1/3 cup tahini (preferably imported)

2 tbsp. lemon juice

1 clove garlic, crushed

1 tsp. sea salt

2 tbsp. olive oil

Pour chickpeas and their liquid into a small saucepan and heat almost to a simmer. Drain, reserving 1/4 cup of the liquid. Puree beans in a food processor for 2 minutes, until very smooth. Add tahini, lemon juice, garlic and sea salt. Puree 2 minutes longer. With the motor running, pour in the 1/4 cup cooking liquid and process until smooth and whipped. Pour into bowls and drizzle with olive oil. Makes about 1 1/2 cups.

GUT CHECK

What I cooked last week:

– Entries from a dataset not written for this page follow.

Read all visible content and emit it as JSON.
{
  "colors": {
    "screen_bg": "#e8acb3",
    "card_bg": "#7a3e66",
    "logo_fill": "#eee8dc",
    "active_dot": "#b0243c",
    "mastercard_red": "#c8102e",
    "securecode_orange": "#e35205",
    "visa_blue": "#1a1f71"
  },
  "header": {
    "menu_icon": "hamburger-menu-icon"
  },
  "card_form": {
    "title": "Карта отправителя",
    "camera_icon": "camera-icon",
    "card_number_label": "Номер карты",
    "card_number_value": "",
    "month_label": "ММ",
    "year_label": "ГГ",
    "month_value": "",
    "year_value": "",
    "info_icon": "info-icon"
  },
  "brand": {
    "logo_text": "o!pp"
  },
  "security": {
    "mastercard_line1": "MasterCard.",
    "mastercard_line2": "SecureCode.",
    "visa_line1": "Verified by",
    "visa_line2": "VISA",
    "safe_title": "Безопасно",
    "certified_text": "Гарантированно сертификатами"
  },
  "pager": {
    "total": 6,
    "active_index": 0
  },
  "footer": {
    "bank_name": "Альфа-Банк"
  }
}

Summer rolls with shrimp, crispy rice sticks, carrot and cucumber slaw, crushed peanuts and fresh mint; grilled sausage links; a salad of grilled peaches, arugula, blue cheese and almonds; asparagus, walnut and feta salad; hot dogs over a campfire.

What I ate in/from restaurants last week:

A steak, sweet potato and arugula bowl from CoreLife in Fairlawn; half of a steak and arugula sandwich on a baguette from Panera Bread; two coney dogs with mustard and onion from Netty’s Famous Chili Dogs near Marblehead; scrambled eggs, bacon and toast at Big Boppers near Marblehead; a spinach, tomato and Swiss omelet at Big Boppers.

THE MAILBAG

No letters, no Mailbag. So this week I will turn the tables and ask YOU a few questions that have been on my mind.

  • Why did my truffle oil lose its truffle aroma and flavor after a few months?
  • Why is some cornstarch pudding watery the next day?
  • Who buys all those jumbo and extra-large eggs in grocery stores, when every recipe I’ve ever seen calls for large?
  • How many food blogs do you read each week, and why did so many people suddenly decide to do my job? Everybody and their grandmother is a food writer now. I cannot keep up with the output of just Akron food bloggers, let alone a sampling of food blogs from elsewhere. Are there readers for these things?
  • Where is a good place to eat lunch in the Akron area, and what do you order?

* Why not drop me a line?